    Introduction Angiotensin-converting enzyme (ACE) is familiar as a dipeptidyl caboxy peptidase, identified from tissues and body fluids of human body, which play a critical role in the human cardiovascular systems (Coates, 2003). ACE is a metallopeptidase membrane protein and it also degrades bradykinin, which regulates different physiological processes and exerts antihypertensive effects through the Kinin-nitric oxide system (KNOS). Therefore, ACE and renin are two key enzymes were reported as a regulating enzymes in the Renin Angiotensin System. To overcome the negative effect of ACE and renin, various inhibitory agents were used, known as an antihypertensive agents/medicines (Guang, Phillips, Jiang, & Milani, 2012). Many researchers reported the studies regarding isolation, purification and characterization of ACE-inhibitors using the different lactic cultures.
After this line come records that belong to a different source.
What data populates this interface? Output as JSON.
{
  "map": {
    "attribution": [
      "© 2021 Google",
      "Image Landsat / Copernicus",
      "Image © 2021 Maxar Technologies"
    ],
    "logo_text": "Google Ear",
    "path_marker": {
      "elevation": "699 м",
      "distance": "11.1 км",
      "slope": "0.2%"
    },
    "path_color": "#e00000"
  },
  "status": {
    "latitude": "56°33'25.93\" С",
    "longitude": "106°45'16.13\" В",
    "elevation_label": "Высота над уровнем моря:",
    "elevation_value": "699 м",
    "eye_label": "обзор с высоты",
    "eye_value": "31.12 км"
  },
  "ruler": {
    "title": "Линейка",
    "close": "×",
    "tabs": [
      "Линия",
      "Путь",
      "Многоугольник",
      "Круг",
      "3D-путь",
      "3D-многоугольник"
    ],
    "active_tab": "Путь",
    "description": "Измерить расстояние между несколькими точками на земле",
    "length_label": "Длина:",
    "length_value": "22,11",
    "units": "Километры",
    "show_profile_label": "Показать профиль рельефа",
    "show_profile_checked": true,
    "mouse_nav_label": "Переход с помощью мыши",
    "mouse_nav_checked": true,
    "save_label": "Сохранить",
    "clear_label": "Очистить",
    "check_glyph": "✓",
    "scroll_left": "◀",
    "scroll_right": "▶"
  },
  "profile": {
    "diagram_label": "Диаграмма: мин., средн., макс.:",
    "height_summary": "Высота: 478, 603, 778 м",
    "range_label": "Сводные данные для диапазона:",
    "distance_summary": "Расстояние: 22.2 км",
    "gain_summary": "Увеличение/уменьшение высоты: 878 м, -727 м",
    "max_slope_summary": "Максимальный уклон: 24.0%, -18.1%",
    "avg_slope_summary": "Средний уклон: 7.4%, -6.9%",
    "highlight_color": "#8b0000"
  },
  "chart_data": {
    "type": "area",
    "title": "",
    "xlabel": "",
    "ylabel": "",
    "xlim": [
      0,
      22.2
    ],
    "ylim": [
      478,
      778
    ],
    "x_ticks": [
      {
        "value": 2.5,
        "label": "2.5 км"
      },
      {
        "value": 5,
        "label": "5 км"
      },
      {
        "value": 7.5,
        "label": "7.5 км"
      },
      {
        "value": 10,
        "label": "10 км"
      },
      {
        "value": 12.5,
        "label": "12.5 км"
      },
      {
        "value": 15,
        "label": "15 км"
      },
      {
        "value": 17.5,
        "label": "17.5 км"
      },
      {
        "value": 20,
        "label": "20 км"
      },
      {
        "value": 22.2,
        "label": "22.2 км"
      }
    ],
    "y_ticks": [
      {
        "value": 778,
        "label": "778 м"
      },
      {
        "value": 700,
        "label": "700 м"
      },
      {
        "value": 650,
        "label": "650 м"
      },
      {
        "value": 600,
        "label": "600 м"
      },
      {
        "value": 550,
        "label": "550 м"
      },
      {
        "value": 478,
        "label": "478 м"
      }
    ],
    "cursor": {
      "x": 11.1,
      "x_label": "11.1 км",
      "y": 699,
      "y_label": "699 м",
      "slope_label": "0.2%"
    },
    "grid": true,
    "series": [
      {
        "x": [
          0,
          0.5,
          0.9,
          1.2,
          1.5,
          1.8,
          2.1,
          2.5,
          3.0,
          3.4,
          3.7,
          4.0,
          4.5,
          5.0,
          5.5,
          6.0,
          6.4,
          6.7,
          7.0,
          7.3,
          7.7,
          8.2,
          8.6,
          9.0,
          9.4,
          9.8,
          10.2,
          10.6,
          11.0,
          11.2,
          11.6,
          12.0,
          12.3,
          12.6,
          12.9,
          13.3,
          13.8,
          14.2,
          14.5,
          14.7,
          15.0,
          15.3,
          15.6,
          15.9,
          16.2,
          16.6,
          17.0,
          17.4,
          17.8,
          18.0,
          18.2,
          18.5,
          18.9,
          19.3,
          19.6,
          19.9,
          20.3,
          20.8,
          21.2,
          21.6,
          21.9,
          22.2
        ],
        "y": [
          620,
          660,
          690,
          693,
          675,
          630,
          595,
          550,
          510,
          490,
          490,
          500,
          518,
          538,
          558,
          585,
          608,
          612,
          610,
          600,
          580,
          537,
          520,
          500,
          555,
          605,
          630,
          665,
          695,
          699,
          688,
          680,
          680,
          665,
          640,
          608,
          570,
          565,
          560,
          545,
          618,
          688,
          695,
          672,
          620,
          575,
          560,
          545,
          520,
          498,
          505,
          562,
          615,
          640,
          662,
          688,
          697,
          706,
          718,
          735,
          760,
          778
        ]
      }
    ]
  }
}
Proteinase activity of lactic acid bacteria, hydrolyzes the milk proteins especially, caseins in to peptides, which can be further used as nitrogen source by lactic acid bacteria for their growth. Many scientists have been researched the isolation, production and purification of ACE-inhibitory agents, which are reported to be released after the proteolytic of milk proteins by some lactic cultures and probiotic strains of Lactobacillus delbrueckii ssp. bulgaricus, Lactobacillus helveticus, Lactococcus lactis ssp. cremoris, Streptococcus salivarius ssp. thermophilus, and Lc. lactis ssp. diacetylactis (Fitzgerald and Murray, 2006, Korhonen and Pihlanto, 2006). Camel milk is known for its medicinal properties since many centuries and also studies reported the beneficial effects on human health. Compositional data analysis showed that, camel milk is enriched with ascorbic acid and niacin, and also analysis reported the higher content of Copper and iron in camel milk as compared to the bovine milk (El-Agamy, 2006). Scientific data are available on isolation, purification, characterization, and production of bioactive peptides with bio functionalities from bovine milk using lactic acid bacteria (LAB) (Fitzgerald and Murray, 2006, Hayes et al., 2007), however, only limited reports are available on the novelty of bioactive peptides derived from Indian breed camel milk. Worldwide, only some researchers worked on the isolation, purification and characterization of ACE-inhibitory bioactive peptides from fermented camel milk. Some primitive work regarding the bio-functionality of fermented camel milk using proteolytic or probiotic strain is available. So, this study would serve as a guide to the researchers for identifying novel peptides from fermented camel milk.